Our mobile unit is capable of seeing all field-type emergencies including the following:

Colic: The most common equine emergency, colic is a blanket term that describes signs of abdominal discomfort in the horse. Signs of colic include: pawing, getting up and lying down, looking/biting/kicking at abdomen, rolling, refusing to eat, repeatedly posturing to urinate or defecate, etc. Our veterinarians will assess your horse via physical exam, and then proceed with further diagnostic procedures and treatments as indicated. This may include medication and sedation, a rectal exam, passage of a nasogastric tube (into the stomach), and IV catheterization and fluid administration.

Trauma/Lacerations: This is also a common type of emergency call, as many horses seem especially talented at getting into trouble. If you discover an open wound, consider the following:

If applicable, first stop any excessive bleeding. Apply pressure manually or in the form of a wrap, if on a limb, then call the veterinarian.

If bleeding is minimal, and it is safe to do so, you may clean the wound with dilute Betadine solution/water to better evaluate its extent.

***Please do NOT apply any oil-based ointments such as nitrofurazone, SWAT, etc.

These ointments are intended to keep a wound farther along in the healing process moist and protected, and contaminate a fresh wound, making the veterinarian’s job more difficult and decreasing the odds of a clean repair.

Before calling the veterinarian, it is helpful to note the location of the wound relative to any joints/limb structures, the depth (if possible), and if the wound is old it is useful to take the horse’s temperature, as well.

Ophthalmic Emergencies: Eye swellings, changes in eye color, and abnormal ocular discharge are always considered an emergency because significant and/or untreated injuries can result in the loss of sight in a relatively rapid time period.

Reproductive Emergencies: This includes dystocia (difficult birth) and signs of colic in the pregnant mare.

Acute/severe lameness: If your horse is appreciably limping at the walk, doesn’t want to put weight on a limb, or is reluctant to move, it could be an indication of a severe injury such as a fractured bone. Don’t move the horse, stall confine if possible, and call the veterinarian.

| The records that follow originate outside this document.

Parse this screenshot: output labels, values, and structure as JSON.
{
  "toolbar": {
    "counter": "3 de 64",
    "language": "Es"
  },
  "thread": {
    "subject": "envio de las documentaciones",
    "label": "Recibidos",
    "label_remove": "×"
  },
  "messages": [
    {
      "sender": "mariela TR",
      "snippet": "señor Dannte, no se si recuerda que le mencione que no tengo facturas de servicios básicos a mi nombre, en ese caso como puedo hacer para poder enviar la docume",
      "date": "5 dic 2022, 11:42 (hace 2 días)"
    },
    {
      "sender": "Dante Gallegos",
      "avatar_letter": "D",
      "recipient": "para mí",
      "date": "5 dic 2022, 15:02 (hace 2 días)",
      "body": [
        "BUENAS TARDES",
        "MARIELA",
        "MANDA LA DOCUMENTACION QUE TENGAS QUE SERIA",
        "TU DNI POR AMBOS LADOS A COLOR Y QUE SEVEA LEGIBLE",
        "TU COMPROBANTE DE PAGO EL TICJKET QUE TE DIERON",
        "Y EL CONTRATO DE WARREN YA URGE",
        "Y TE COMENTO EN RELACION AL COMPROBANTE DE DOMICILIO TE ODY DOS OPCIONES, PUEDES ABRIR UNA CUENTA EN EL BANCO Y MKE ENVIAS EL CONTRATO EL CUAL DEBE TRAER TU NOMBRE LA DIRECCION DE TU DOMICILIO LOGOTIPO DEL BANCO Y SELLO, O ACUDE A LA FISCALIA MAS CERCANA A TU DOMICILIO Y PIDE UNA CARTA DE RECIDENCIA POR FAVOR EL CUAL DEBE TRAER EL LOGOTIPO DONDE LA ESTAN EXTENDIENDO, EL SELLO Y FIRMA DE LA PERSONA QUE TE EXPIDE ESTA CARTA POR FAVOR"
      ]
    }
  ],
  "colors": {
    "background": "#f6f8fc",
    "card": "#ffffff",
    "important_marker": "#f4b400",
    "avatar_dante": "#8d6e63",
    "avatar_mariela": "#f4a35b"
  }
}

Choke: This term in the horse does not refer to blockage of the airway, as it does in humans, but rather blockage of the esophagus. If untreated, it can progress to pneumonia from aspiration of food particles and permanent damage to the affected areas of the esophagus. The most common signs of this problem are food-colored discharge from the nose, excessive salivation, and coughing associated with eating/drinking.